4. From the Bohemian Kingdom to the Czech Republic
The dreadful tracks which the First World War drew through Europe also affected the small Bohemian Forest municipality Gloeckelberg. In addition to the miseries and privations 54 men gave their life between 1914 and 1918 for „God – the emperor –and their country“.
The old emperor died on November 21st, 1916. His successor Karl I. tried in vain to install peace. After the resignation of Emperor Karl the Republic Germany-Austria was proclaimed on November 12th, 1918. The so-called peace negotiations in Paris occured under conditions without emperor and the Republic Germany-Austria in questions. From the beginning two incompatible and irreconciable positions existed with regard to the Sudeten-Germans. The Czech side required the historical borders of the kingdom of Bohemia for the exclaimed republic. The German side demanded the right of self-determination. This right was refused to the defeated people. The Czech military occupied the Sudeten areas which were put under military state right. 54 people died during the ensuing bloody clashes.
On May 12th, 1919 the Austrian delegation consisting of 60 people including some Sudeten-Germans arrived in Paris. They received the peace terms on June 2nd with a 2 weeks time limit for remarks. The outrage and dismay about this dictation spread over all theaffected areas. Austria had to renounce not only all the by Germans settled areas in Bohemia, but also smaller municipalities in the court districts in the north of Lower Austria, e.g., on the railway station of Gmünd.

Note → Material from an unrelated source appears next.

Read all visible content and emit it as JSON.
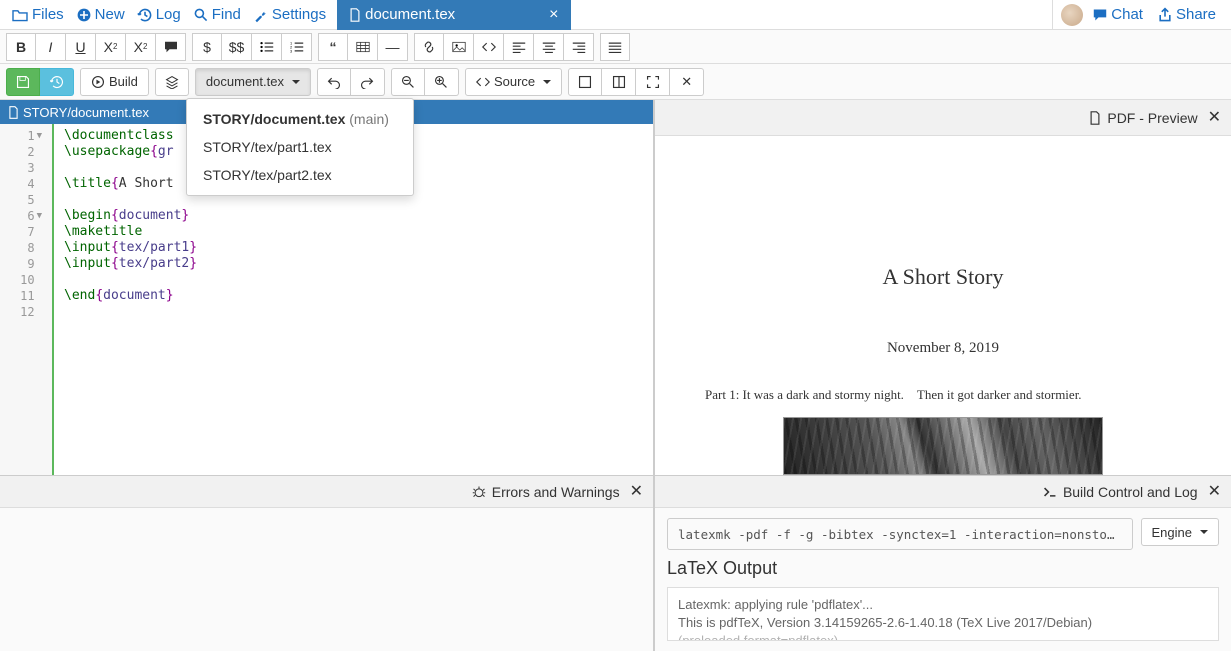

After extensive objections a limit of 5 days was granted to the delegation for signing, without any consideration to the objections. otherwise the peace terms would be put through by force of arms. The delegation signed under protest on the 6th of September, 1919, the ratification document was handed over on the 5th of November and the Sudeten-German became de jure on this day citizens of the Czech republic.
The Zurich News wrote on June 4th, 1919 after the term of peace became known: The borders have been drawn everywhere as unfavorably as possible. Large districts that were doubtless German and wished to belong to the young German-Austrian republic were assigned to foreign countries without asking the population. Austria would be mutilated by the peace terms of the entente so much that there within and beyond its borders intrigues would be the consequence.to the end that the now snatched away brothers came back. The questions of German Tyrol, German Hungary and German Bohemia would bring agitations of which the everlasting border feuds of the last weeks possibly are only one weak foreboding. Should this be the beginning of an era of peace and quiet rest?“
And on the 5th of June, 1919: „… Czechoslovakia loses by allocation of so large, purely German-speaking areas her character as that nation state for which at that time Masaryk, Kramá ř, Bene š have voted themselves. It becomes the reduced effigy of old Austria with his national mixture, with a German one and a magyarischen minority and a Slavic majority.“ (End of the citations from the new Züricher newspaper).
The possibility of autonomous development should be granted to the Czech republic which thanked its form to the on January 8th, 1918 declared results of the war of president Wilson according to item 10. “To the people of Austria-Hungary a secure place among the Nations should be granted.” This right was refused to the Sudeten-Germans. The self-determination right was valid for the winners, not for the defeated people.
Dr. Othmar Hanke